Turkish firm on track to be first B2B unicorn
Engin Esen - ISTANBUL
AloTech, which provides cloud-based call center software solutions on a global scale, is poised to join Turkey’s growing list of unicorns, one of its founders has told Daily News in an email interview.
“We believe that we will be a technology unicorn from Turkey. We are one of the rare tech companies that investors deem as ones that have a potential to reach a market value of $1 billion,” said Cenk Soyak, who founded the firm with İdris Avcı in 2012.
Since Korhan Erçin joined the founding partners in 2019, the company ramped operations up, posting an annual growth rate of around 100 percent each year.
With an international staff of 105, it helps more than 600 customers managing a total call center traffic of about 60 million minutes per month. The company’s global brand Call Center Studio has already made inroads into 27 markets including the United States, Romania and Nigeria.
Call center software market will expand to over $90 billion by 2028, according to analysts. That gives AloTech the upper hand in the unicorn race, according to Soyak.
Turkish unicorns, namely Peak Games, Dream Games, online commerce giants Trendyol and Hepsiburada, and app-based fast delivery firm Getir, are all business-to-customer (B2C) platforms, Soyak noted.
“Because we are offering a B2B [business-to-business] platform, we know that we have a tough row to hoe. Nevertheless, our sector is among the ones that has been rising in a fast pace,” he added. “The investment world shows great interest to companies that produce their own technology and opens to the world fast.”
In an investment round led by Collective Spark last month, AloTech attracted $3 million from TechOne Ventures and angel investors including Nevzat Aydın, Alp Saul, Galip Selçuk and Kerim Kotan.
With its improved financials, the company leaders now aim at focusing on the North American market, where AloTech managed to enter the prestigious Red Herring Top 100 list.
They are also planning to draw investments from American venture capital between 12 and 18 months.
“There are two main reasons in prioritizing North America.
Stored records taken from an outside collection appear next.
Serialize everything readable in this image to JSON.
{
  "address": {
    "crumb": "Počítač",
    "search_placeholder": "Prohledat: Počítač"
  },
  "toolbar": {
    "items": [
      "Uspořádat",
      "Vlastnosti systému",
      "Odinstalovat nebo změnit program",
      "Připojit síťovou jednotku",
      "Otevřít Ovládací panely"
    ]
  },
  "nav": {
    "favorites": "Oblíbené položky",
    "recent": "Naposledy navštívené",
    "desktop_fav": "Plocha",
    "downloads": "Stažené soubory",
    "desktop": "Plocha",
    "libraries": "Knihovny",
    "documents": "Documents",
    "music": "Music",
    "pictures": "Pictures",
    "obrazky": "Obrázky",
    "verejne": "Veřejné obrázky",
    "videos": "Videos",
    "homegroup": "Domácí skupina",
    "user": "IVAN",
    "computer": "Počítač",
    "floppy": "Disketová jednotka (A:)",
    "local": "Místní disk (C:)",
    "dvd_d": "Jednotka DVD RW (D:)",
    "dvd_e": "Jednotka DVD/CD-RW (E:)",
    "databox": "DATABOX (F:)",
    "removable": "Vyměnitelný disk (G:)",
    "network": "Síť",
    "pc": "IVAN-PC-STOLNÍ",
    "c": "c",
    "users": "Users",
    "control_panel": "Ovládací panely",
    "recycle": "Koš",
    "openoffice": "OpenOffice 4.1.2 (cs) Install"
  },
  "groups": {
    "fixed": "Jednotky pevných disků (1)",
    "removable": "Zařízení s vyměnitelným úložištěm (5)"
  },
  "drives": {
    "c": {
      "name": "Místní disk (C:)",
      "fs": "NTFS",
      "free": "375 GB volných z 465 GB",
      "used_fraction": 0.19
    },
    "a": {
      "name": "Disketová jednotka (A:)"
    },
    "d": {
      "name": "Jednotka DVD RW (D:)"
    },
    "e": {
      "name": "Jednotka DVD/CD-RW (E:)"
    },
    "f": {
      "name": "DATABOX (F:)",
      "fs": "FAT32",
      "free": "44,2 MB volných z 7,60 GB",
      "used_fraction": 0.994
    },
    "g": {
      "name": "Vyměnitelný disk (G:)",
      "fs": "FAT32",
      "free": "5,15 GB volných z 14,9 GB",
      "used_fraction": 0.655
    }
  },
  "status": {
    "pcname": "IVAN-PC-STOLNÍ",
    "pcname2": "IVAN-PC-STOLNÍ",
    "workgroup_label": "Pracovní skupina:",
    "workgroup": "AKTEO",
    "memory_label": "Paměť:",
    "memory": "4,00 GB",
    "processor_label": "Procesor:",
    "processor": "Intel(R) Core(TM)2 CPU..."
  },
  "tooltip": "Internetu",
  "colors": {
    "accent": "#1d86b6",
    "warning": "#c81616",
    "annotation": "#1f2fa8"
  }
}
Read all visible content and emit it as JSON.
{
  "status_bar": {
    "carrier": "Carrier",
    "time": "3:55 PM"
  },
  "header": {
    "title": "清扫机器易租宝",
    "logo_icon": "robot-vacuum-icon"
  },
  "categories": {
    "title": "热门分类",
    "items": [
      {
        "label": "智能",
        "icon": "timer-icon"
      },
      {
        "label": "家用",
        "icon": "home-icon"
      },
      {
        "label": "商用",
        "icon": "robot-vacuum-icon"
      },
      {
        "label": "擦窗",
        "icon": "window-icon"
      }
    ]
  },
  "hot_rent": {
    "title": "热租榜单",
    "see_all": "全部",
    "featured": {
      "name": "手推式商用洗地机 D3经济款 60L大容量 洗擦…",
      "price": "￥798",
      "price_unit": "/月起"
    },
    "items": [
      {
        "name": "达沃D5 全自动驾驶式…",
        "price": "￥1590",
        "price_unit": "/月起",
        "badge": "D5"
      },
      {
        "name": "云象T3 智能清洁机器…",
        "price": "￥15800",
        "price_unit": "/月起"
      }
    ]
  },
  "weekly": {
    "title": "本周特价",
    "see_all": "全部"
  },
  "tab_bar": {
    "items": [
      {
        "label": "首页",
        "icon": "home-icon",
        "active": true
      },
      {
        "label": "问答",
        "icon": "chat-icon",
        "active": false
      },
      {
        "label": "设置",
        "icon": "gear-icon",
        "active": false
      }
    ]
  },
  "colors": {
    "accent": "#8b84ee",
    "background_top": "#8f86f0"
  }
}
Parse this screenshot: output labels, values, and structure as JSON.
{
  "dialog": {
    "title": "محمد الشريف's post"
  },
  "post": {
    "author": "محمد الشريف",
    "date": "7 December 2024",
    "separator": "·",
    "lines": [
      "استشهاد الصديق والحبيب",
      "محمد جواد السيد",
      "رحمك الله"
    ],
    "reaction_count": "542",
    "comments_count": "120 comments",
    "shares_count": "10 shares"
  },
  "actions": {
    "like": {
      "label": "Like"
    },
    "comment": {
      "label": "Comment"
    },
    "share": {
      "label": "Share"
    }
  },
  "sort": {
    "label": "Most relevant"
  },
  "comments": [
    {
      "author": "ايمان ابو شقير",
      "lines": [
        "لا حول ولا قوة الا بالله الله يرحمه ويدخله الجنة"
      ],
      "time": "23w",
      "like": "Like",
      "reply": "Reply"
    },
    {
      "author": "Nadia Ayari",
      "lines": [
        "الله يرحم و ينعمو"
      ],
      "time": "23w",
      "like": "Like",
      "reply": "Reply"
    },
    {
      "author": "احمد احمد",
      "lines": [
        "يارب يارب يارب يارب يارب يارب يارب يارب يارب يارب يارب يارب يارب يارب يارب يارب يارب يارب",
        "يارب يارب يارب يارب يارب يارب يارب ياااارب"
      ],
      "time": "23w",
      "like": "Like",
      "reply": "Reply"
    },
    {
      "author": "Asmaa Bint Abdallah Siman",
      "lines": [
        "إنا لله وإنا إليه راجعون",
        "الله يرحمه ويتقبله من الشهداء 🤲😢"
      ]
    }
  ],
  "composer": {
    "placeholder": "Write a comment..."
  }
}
First, North America makes half of the world’s call center software market. Second, we have accelerated our works on the global arena after demand for our services and solutions increased during the [COVID-19] pandemic period. Then we saw that decisions are made more quickly to get products and services in the North American market, and the financial capabilities are much higher in that market,” said Soyak.
Turkish startups can get more support from technoparks and Research and Development (R&D) centers compared to world peers, he said, adding that, “Now, we are more aware of our advanced technology, human resources, creativity and growth potential abroad. Especially the high valuations the Turkish unicorns reached in a short while have motivated other entrepreneurs.”
In the first half of this year, Turkish startups attracted about $1.3 billion in foreign investments, according to the Industry and Technology Ministry.